Neanderthals lived alongside humans for centuries, latest study shows

Final resting place of our Neanderthal neighbours revealed

Bones dated to 40,000 years ago show species may have died out in Belgium species co-existed
Scottish independence: The new Scots who hold fate of the UK in their hands

The new Scots who hold fate of the UK in their hands

Scotland’s immigrants are as passionate about the future of their adopted nation as anyone else
Britain's ugliest buildings: Which monstrosities should be nominated for the Dead Prize?

Blight club: Britain's ugliest buildings

Following the architect Cameron Sinclair's introduction of the Dead Prize, an award for ugly buildings, John Rentoul reflects on some of the biggest blots on the UK landscape
eBay's enduring appeal: Online auction site is still the UK's most popular e-commerce retailer

eBay's enduring appeal

The online auction site is still the UK's most popular e-commerce site
Culture Minister Ed Vaizey: ‘lack of ethnic minority and black faces on TV is weird’

'Lack of ethnic minority and black faces on TV is weird'

Culture Minister Ed Vaizey calls for immediate action to address the problem
Artist Olafur Eliasson's latest large-scale works are inspired by the paintings of JMW Turner

Magic circles: Artist Olafur Eliasson

Eliasson's works will go alongside a new exhibition of JMW Turner at Tate Britain. He tells Jay Merrick why the paintings of his hero are ripe for reinvention
Josephine Dickinson: 'A cochlear implant helped me to discover a new world of sound'

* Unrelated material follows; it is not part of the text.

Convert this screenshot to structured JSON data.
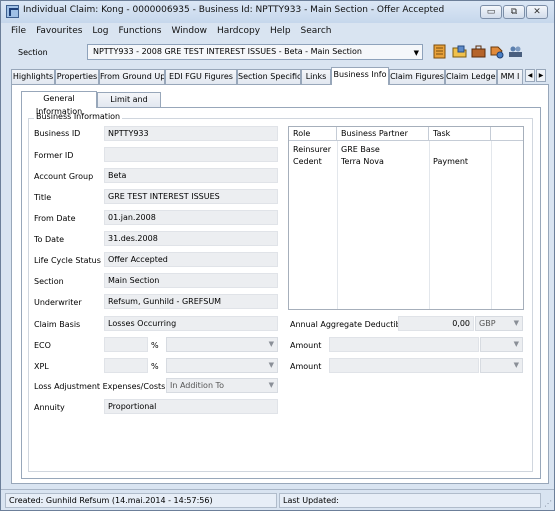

Josephine Dickinson: 'How I discovered a new world of sound'

After going deaf as a child, musician and poet Josephine Dickinson made do with a hearing aid for five decades. Then she had a cochlear implant - and everything changed
Greggs Google fail: Was the bakery's response to its logo mishap a stroke of marketing genius?

Greggs gives lesson in crisis management

After a mishap with their logo, high street staple Greggs went viral this week. But, as Simon Usborne discovers, their social media response was anything but half baked
Matthew McConaughey has been singing the praises of bumbags (shame he doesn't know how to wear one)

Matthew McConaughey sings the praises of bumbags

Shame he doesn't know how to wear one. Harriet Walker explains the dos and don'ts of fanny packs
7 best quadcopters and drones

Flying fun: 7 best quadcopters and drones

From state of the art devices with stabilised cameras to mini gadgets that can soar around the home, we take some flying objects for a spin
Joey Barton: ‘I’ve been guilty of getting a bit irate’

Joey Barton: ‘I’ve been guilty of getting a bit irate’

The midfielder returned to the Premier League after two years last weekend. The controversial character had much to discuss after his first game back
Andy Murray: I quit while I’m ahead too often

Andy Murray: I quit while I’m ahead too often

British No 1 knows his consistency as well as his fitness needs working on as he prepares for the US Open after a ‘very, very up and down’ year
Ferguson: In the heartlands of America, a descent into madness

A descent into madness in America's heartlands

David Usborne arrived in Ferguson, Missouri to be greeted by a scene more redolent of Gaza and Afghanistan
BBC’s filming of raid at Sir Cliff’s home ‘may be result of corruption’

BBC faces corruption allegation over its Sir Cliff police raid coverage

Reporter’s relationship with police under scrutiny as DG is summoned by MPs to explain extensive live broadcast of swoop on singer’s home